Output all entries exactly as they appear and skip the pictures.

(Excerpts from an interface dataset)
********
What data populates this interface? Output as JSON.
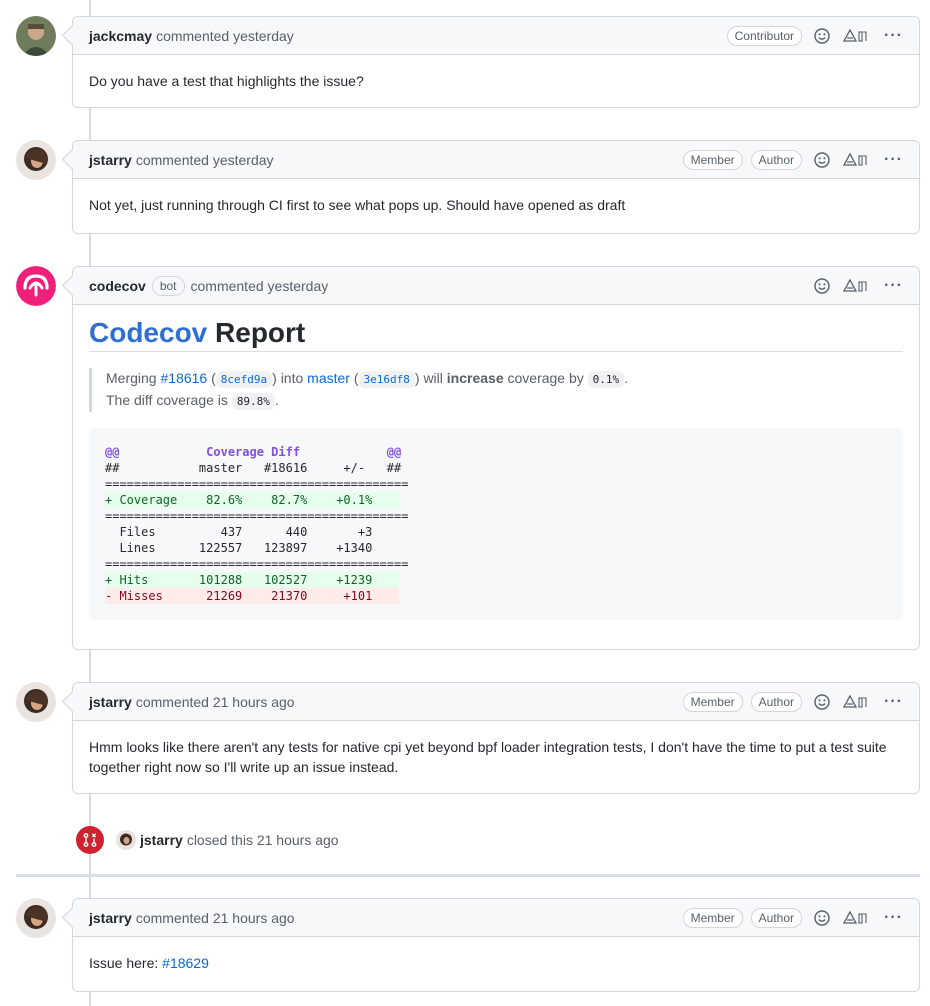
{
  "timeline": [
    {
      "author": "jackcmay",
      "timestamp": "commented yesterday",
      "badges": [
        "Contributor"
      ],
      "body": "Do you have a test that highlights the issue?"
    },
    {
      "author": "jstarry",
      "timestamp": "commented yesterday",
      "badges": [
        "Member",
        "Author"
      ],
      "body": "Not yet, just running through CI first to see what pops up. Should have opened as draft"
    },
    {
      "author": "codecov",
      "bot_label": "bot",
      "timestamp": "commented yesterday",
      "report": {
        "title_brand": "Codecov",
        "title_rest": "Report",
        "merge_text": {
          "merging": "Merging",
          "pr_link": "#18616",
          "head_sha": "8cefd9a",
          "into": "into",
          "base_branch": "master",
          "base_sha": "3e16df8",
          "will": "will",
          "increase": "increase",
          "coverage_by": "coverage by",
          "delta": "0.1%",
          "diff_coverage_text": "The diff coverage is",
          "diff_coverage": "89.8%"
        },
        "diff_lines": [
          {
            "kind": "hunk",
            "text": "@@            Coverage Diff            @@"
          },
          {
            "kind": "plain",
            "text": "##           master   #18616     +/-   ##"
          },
          {
            "kind": "sep",
            "text": "=========================================="
          },
          {
            "kind": "add",
            "text": "+ Coverage    82.6%    82.7%    +0.1%     "
          },
          {
            "kind": "sep",
            "text": "=========================================="
          },
          {
            "kind": "plain",
            "text": "  Files         437      440       +3     "
          },
          {
            "kind": "plain",
            "text": "  Lines      122557   123897    +1340     "
          },
          {
            "kind": "sep",
            "text": "=========================================="
          },
          {
            "kind": "add",
            "text": "+ Hits       101288   102527    +1239     "
          },
          {
            "kind": "del",
            "text": "- Misses      21269    21370     +101     "
          }
        ]
      }
    },
    {
      "author": "jstarry",
      "timestamp": "commented 21 hours ago",
      "badges": [
        "Member",
        "Author"
      ],
      "body": "Hmm looks like there aren't any tests for native cpi yet beyond bpf loader integration tests, I don't have the time to put a test suite together right now so I'll write up an issue instead."
    },
    {
      "event": "closed",
      "actor": "jstarry",
      "text": "closed this 21 hours ago"
    },
    {
      "author": "jstarry",
      "timestamp": "commented 21 hours ago",
      "badges": [
        "Member",
        "Author"
      ],
      "body_prefix": "Issue here:",
      "body_link": "#18629"
    }
  ],
  "icons": {
    "reaction": "smiley-icon",
    "hide": "hide-icon",
    "more": "kebab-horizontal-icon",
    "closed": "git-pull-request-closed-icon"
  },
  "colors": {
    "link": "#0969da",
    "codecov_brand": "#f01f7a",
    "closed_badge": "#cf222e"
  }
}
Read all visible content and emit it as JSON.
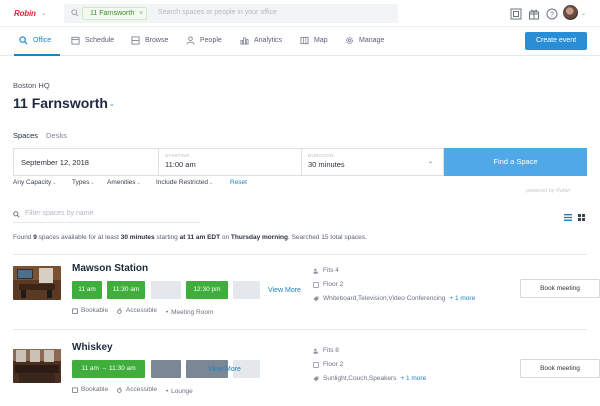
{
  "topbar": {
    "logo": "Robin",
    "search_chip": "11 Farnsworth",
    "search_chip_close": "×",
    "search_placeholder": "Search spaces or people in your office",
    "icons": [
      "qr-code-icon",
      "gift-icon",
      "help-icon",
      "avatar"
    ]
  },
  "nav": {
    "items": [
      {
        "label": "Office",
        "icon": "search-icon",
        "active": true
      },
      {
        "label": "Schedule",
        "icon": "calendar-icon",
        "active": false
      },
      {
        "label": "Browse",
        "icon": "browse-icon",
        "active": false
      },
      {
        "label": "People",
        "icon": "person-icon",
        "active": false
      },
      {
        "label": "Analytics",
        "icon": "bar-chart-icon",
        "active": false
      },
      {
        "label": "Map",
        "icon": "map-icon",
        "active": false
      },
      {
        "label": "Manage",
        "icon": "gear-icon",
        "active": false
      }
    ],
    "create_event": "Create event"
  },
  "header": {
    "building": "Boston HQ",
    "office": "11 Farnsworth",
    "tabs": [
      "Spaces",
      "Desks"
    ]
  },
  "form": {
    "date": "September 12, 2018",
    "starting_label": "STARTING",
    "starting_value": "11:00 am",
    "duration_label": "DURATION",
    "duration_value": "30 minutes",
    "find_button": "Find a Space"
  },
  "filters": {
    "items": [
      "Any Capacity",
      "Types",
      "Amenities",
      "Include Restricted"
    ],
    "reset": "Reset",
    "powered_by": "powered by Robin"
  },
  "name_filter": {
    "placeholder": "Filter spaces by name"
  },
  "summary": {
    "p1": "Found ",
    "count": "9",
    "p2": " spaces available for at least ",
    "duration": "30 minutes",
    "p3": " starting ",
    "time": "at 11 am EDT",
    "p4": " on ",
    "day": "Thursday morning",
    "p5": ". Searched 15 total spaces."
  },
  "spaces": [
    {
      "name": "Mawson Station",
      "slots": [
        "11 am",
        "11:30 am",
        "",
        "12:30 pm",
        ""
      ],
      "view_more": "View More",
      "tags": [
        "Bookable",
        "Accessible",
        "Meeting Room"
      ],
      "fits": "Fits 4",
      "floor": "Floor 2",
      "amenities": "Whiteboard,Television,Video Conferencing",
      "more": "+ 1 more",
      "book": "Book meeting"
    },
    {
      "name": "Whiskey",
      "slots": [
        "11 am → 11:30 am",
        "",
        "",
        ""
      ],
      "view_more": "View More",
      "tags": [
        "Bookable",
        "Accessible",
        "Lounge"
      ],
      "fits": "Fits 8",
      "floor": "Floor 2",
      "amenities": "Sunlight,Couch,Speakers",
      "more": "+ 1 more",
      "book": "Book meeting"
    }
  ],
  "colors": {
    "accent": "#1a83c4",
    "find_button": "#4fa9e9",
    "available": "#3fae3c",
    "booked": "#7b8794",
    "logo": "#e0263e"
  }
}
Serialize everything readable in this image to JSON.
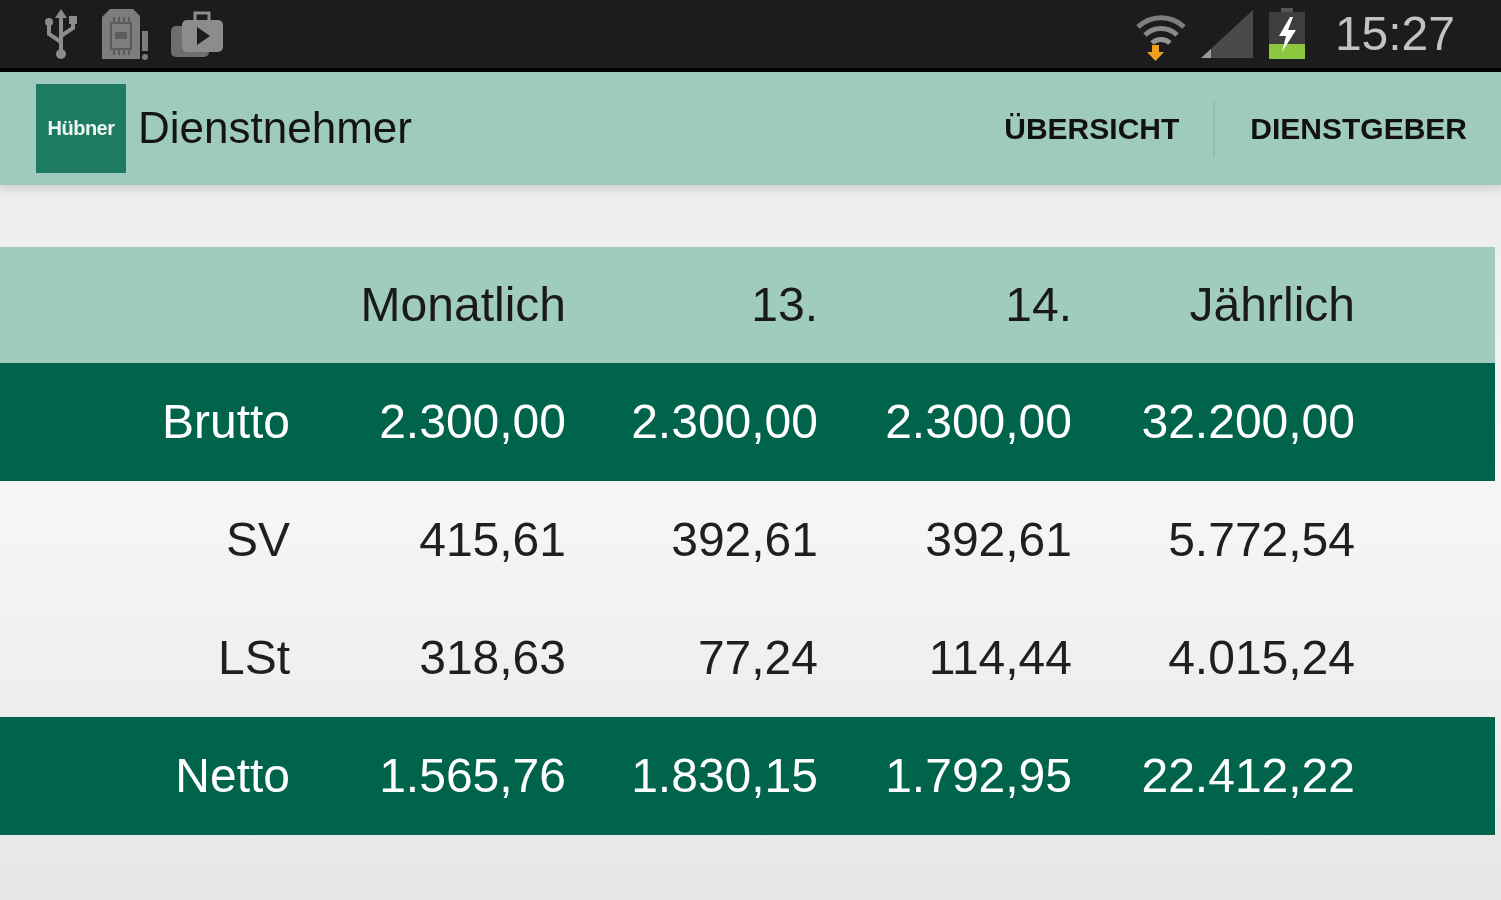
{
  "status_bar": {
    "time": "15:27"
  },
  "app_bar": {
    "logo_text": "Hübner",
    "title": "Dienstnehmer",
    "actions": [
      "ÜBERSICHT",
      "DIENSTGEBER"
    ]
  },
  "table": {
    "columns": [
      "Monatlich",
      "13.",
      "14.",
      "Jährlich"
    ],
    "rows": [
      {
        "kind": "summary",
        "label": "Brutto",
        "values": [
          "2.300,00",
          "2.300,00",
          "2.300,00",
          "32.200,00"
        ]
      },
      {
        "kind": "detail",
        "label": "SV",
        "values": [
          "415,61",
          "392,61",
          "392,61",
          "5.772,54"
        ]
      },
      {
        "kind": "detail",
        "label": "LSt",
        "values": [
          "318,63",
          "77,24",
          "114,44",
          "4.015,24"
        ]
      },
      {
        "kind": "summary",
        "label": "Netto",
        "values": [
          "1.565,76",
          "1.830,15",
          "1.792,95",
          "22.412,22"
        ]
      }
    ]
  }
}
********
• [Output of the task]:
What data populates this interface? Output as JSON.
{
  "timeline": [
    {
      "author": "jackcmay",
      "timestamp": "commented yesterday",
      "badges": [
        "Contributor"
      ],
      "body": "Do you have a test that highlights the issue?"
    },
    {
      "author": "jstarry",
      "timestamp": "commented yesterday",
      "badges": [
        "Member",
        "Author"
      ],
      "body": "Not yet, just running through CI first to see what pops up. Should have opened as draft"
    },
    {
      "author": "codecov",
      "bot_label": "bot",
      "timestamp": "commented yesterday",
      "report": {
        "title_brand": "Codecov",
        "title_rest": "Report",
        "merge_text": {
          "merging": "Merging",
          "pr_link": "#18616",
          "head_sha": "8cefd9a",
          "into": "into",
          "base_branch": "master",
          "base_sha": "3e16df8",
          "will": "will",
          "increase": "increase",
          "coverage_by": "coverage by",
          "delta": "0.1%",
          "diff_coverage_text": "The diff coverage is",
          "diff_coverage": "89.8%"
        },
        "diff_lines": [
          {
            "kind": "hunk",
            "text": "@@            Coverage Diff            @@"
          },
          {
            "kind": "plain",
            "text": "##           master   #18616     +/-   ##"
          },
          {
            "kind": "sep",
            "text": "=========================================="
          },
          {
            "kind": "add",
            "text": "+ Coverage    82.6%    82.7%    +0.1%     "
          },
          {
            "kind": "sep",
            "text": "=========================================="
          },
          {
            "kind": "plain",
            "text": "  Files         437      440       +3     "
          },
          {
            "kind": "plain",
            "text": "  Lines      122557   123897    +1340     "
          },
          {
            "kind": "sep",
            "text": "=========================================="
          },
          {
            "kind": "add",
            "text": "+ Hits       101288   102527    +1239     "
          },
          {
            "kind": "del",
            "text": "- Misses      21269    21370     +101     "
          }
        ]
      }
    },
    {
      "author": "jstarry",
      "timestamp": "commented 21 hours ago",
      "badges": [
        "Member",
        "Author"
      ],
      "body": "Hmm looks like there aren't any tests for native cpi yet beyond bpf loader integration tests, I don't have the time to put a test suite together right now so I'll write up an issue instead."
    },
    {
      "event": "closed",
      "actor": "jstarry",
      "text": "closed this 21 hours ago"
    },
    {
      "author": "jstarry",
      "timestamp": "commented 21 hours ago",
      "badges": [
        "Member",
        "Author"
      ],
      "body_prefix": "Issue here:",
      "body_link": "#18629"
    }
  ],
  "icons": {
    "reaction": "smiley-icon",
    "hide": "hide-icon",
    "more": "kebab-horizontal-icon",
    "closed": "git-pull-request-closed-icon"
  },
  "colors": {
    "link": "#0969da",
    "codecov_brand": "#f01f7a",
    "closed_badge": "#cf222e"
  }
}
Read all visible content and emit it as JSON.
{
  "topbar": {
    "logo": "Robin",
    "search_chip": "11 Farnsworth",
    "search_chip_close": "×",
    "search_placeholder": "Search spaces or people in your office",
    "icons": [
      "qr-code-icon",
      "gift-icon",
      "help-icon",
      "avatar"
    ]
  },
  "nav": {
    "items": [
      {
        "label": "Office",
        "icon": "search-icon",
        "active": true
      },
      {
        "label": "Schedule",
        "icon": "calendar-icon",
        "active": false
      },
      {
        "label": "Browse",
        "icon": "browse-icon",
        "active": false
      },
      {
        "label": "People",
        "icon": "person-icon",
        "active": false
      },
      {
        "label": "Analytics",
        "icon": "bar-chart-icon",
        "active": false
      },
      {
        "label": "Map",
        "icon": "map-icon",
        "active": false
      },
      {
        "label": "Manage",
        "icon": "gear-icon",
        "active": false
      }
    ],
    "create_event": "Create event"
  },
  "header": {
    "building": "Boston HQ",
    "office": "11 Farnsworth",
    "tabs": [
      "Spaces",
      "Desks"
    ]
  },
  "form": {
    "date": "September 12, 2018",
    "starting_label": "STARTING",
    "starting_value": "11:00 am",
    "duration_label": "DURATION",
    "duration_value": "30 minutes",
    "find_button": "Find a Space"
  },
  "filters": {
    "items": [
      "Any Capacity",
      "Types",
      "Amenities",
      "Include Restricted"
    ],
    "reset": "Reset",
    "powered_by": "powered by Robin"
  },
  "name_filter": {
    "placeholder": "Filter spaces by name"
  },
  "summary": {
    "p1": "Found ",
    "count": "9",
    "p2": " spaces available for at least ",
    "duration": "30 minutes",
    "p3": " starting ",
    "time": "at 11 am EDT",
    "p4": " on ",
    "day": "Thursday morning",
    "p5": ". Searched 15 total spaces."
  },
  "spaces": [
    {
      "name": "Mawson Station",
      "slots": [
        "11 am",
        "11:30 am",
        "",
        "12:30 pm",
        ""
      ],
      "view_more": "View More",
      "tags": [
        "Bookable",
        "Accessible",
        "Meeting Room"
      ],
      "fits": "Fits 4",
      "floor": "Floor 2",
      "amenities": "Whiteboard,Television,Video Conferencing",
      "more": "+ 1 more",
      "book": "Book meeting"
    },
    {
      "name": "Whiskey",
      "slots": [
        "11 am → 11:30 am",
        "",
        "",
        ""
      ],
      "view_more": "View More",
      "tags": [
        "Bookable",
        "Accessible",
        "Lounge"
      ],
      "fits": "Fits 8",
      "floor": "Floor 2",
      "amenities": "Sunlight,Couch,Speakers",
      "more": "+ 1 more",
      "book": "Book meeting"
    }
  ],
  "colors": {
    "accent": "#1a83c4",
    "find_button": "#4fa9e9",
    "available": "#3fae3c",
    "booked": "#7b8794",
    "logo": "#e0263e"
  }
}
Serialize everything readable in this image to JSON.
{
  "status_bar": {
    "time": "15:27"
  },
  "app_bar": {
    "logo_text": "Hübner",
    "title": "Dienstnehmer",
    "actions": [
      "ÜBERSICHT",
      "DIENSTGEBER"
    ]
  },
  "table": {
    "columns": [
      "Monatlich",
      "13.",
      "14.",
      "Jährlich"
    ],
    "rows": [
      {
        "kind": "summary",
        "label": "Brutto",
        "values": [
          "2.300,00",
          "2.300,00",
          "2.300,00",
          "32.200,00"
        ]
      },
      {
        "kind": "detail",
        "label": "SV",
        "values": [
          "415,61",
          "392,61",
          "392,61",
          "5.772,54"
        ]
      },
      {
        "kind": "detail",
        "label": "LSt",
        "values": [
          "318,63",
          "77,24",
          "114,44",
          "4.015,24"
        ]
      },
      {
        "kind": "summary",
        "label": "Netto",
        "values": [
          "1.565,76",
          "1.830,15",
          "1.792,95",
          "22.412,22"
        ]
      }
    ]
  }
}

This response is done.